At the meetings themselves, time is set aside for questions from the public (which usually comes in the form of complaints about individual cases of inconvenience from people who clearly have nothing better to do with their time), but when it gets down to business, there is never any discussion of the millions of dollars of projects approved unanimously. The actual meeting, with a dozen items on the agenda, lasts for less than 10 minutes, with the secretary noting only who was present and who moved and seconded various motions.

It’s time for a new transit users’ representative on the STM’s board. Perhaps even one selected by the transit users themselves instead of by political appointment. (I focus on Paris and not Turcotte here, though if a paratransit user was willing to serve on the STM’s board I would suggest change there as well.) And I think some consideration should be given to term limits for these positions.

I don’t know if Mayor Tremblay has the power to remove Paris from the STM’s board because she defected from his party (or whether he’d be so petty as to remove her strictly for that reason), but even if that doesn’t happen, I think she should recognize it’s inappropriate for her to continue serving on this board in this capacity.

I’m sure Brenda Paris is an asset to the STM, and would even suggest that she be appointed to one of the political seats on the board in the event she wins in November’s election.
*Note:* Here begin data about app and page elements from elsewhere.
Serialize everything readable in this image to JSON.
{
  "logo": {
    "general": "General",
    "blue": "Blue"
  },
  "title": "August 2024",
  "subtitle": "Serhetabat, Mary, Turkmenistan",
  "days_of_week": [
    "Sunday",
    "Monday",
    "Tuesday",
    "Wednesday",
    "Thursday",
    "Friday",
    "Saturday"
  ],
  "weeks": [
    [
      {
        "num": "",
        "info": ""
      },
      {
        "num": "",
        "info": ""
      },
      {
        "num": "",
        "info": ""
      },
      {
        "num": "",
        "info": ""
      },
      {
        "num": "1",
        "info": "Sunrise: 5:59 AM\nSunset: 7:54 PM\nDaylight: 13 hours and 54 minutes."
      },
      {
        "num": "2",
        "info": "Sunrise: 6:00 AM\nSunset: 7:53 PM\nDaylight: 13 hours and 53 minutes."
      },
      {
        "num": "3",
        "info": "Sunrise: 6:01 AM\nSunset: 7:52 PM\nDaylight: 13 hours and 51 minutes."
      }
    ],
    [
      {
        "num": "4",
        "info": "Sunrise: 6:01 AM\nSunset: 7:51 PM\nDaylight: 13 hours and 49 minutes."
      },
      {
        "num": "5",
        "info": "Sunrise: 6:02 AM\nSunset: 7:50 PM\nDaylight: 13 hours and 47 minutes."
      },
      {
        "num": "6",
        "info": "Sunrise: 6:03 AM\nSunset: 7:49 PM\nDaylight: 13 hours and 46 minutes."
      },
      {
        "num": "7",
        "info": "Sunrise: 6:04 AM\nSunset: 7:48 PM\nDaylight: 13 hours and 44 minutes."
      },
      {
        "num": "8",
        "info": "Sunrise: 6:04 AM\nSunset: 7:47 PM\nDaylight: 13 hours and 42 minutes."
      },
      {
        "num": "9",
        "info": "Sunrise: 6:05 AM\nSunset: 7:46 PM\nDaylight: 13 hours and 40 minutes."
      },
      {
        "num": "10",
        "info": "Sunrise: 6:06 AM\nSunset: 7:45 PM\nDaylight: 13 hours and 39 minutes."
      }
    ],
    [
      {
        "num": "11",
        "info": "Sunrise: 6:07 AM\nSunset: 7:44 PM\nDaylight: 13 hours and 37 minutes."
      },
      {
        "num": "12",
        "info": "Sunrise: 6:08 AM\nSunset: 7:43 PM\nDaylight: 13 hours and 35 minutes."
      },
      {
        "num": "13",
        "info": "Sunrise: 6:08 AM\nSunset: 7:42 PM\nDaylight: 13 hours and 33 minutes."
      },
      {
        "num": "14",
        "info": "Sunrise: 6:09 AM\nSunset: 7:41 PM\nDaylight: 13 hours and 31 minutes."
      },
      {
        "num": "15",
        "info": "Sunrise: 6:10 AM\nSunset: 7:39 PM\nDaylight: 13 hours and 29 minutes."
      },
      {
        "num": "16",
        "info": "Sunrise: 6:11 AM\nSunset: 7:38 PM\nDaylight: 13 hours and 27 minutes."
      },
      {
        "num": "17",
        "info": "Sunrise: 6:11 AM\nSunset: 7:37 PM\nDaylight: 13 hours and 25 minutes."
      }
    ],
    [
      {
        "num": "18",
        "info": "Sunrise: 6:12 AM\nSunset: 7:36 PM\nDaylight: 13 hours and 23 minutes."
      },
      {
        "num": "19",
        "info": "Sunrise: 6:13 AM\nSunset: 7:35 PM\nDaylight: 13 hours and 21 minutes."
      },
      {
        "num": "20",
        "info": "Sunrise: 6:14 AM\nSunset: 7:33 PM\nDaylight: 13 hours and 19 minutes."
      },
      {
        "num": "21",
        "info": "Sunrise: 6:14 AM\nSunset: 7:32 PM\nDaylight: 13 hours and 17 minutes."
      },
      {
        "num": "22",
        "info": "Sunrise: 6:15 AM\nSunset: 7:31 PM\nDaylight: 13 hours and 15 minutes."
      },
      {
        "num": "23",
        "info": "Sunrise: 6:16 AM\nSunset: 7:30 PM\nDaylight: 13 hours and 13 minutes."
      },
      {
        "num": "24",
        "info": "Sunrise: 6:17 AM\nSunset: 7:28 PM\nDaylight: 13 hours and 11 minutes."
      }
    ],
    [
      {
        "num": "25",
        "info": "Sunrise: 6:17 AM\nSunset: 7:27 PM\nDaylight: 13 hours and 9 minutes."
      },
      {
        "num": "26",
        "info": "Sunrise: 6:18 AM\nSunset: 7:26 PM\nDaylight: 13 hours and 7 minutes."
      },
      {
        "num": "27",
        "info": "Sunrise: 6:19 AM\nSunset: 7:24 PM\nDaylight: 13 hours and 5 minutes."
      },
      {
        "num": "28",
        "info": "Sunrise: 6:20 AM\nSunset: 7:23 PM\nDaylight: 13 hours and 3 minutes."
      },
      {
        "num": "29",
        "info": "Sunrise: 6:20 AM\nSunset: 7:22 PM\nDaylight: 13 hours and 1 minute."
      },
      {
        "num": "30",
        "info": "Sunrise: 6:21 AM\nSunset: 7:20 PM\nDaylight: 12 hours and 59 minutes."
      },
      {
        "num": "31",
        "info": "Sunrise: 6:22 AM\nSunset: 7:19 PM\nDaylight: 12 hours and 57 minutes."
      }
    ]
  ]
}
But she’s taking up a seat that needs to be filled by someone with new ideas and a better perspective on the issues that transit users face every day, someone whose votes won’t be clouded by the worry of how they might be seen on the campaign trail.

For that reason, I respectfully suggest that she resign.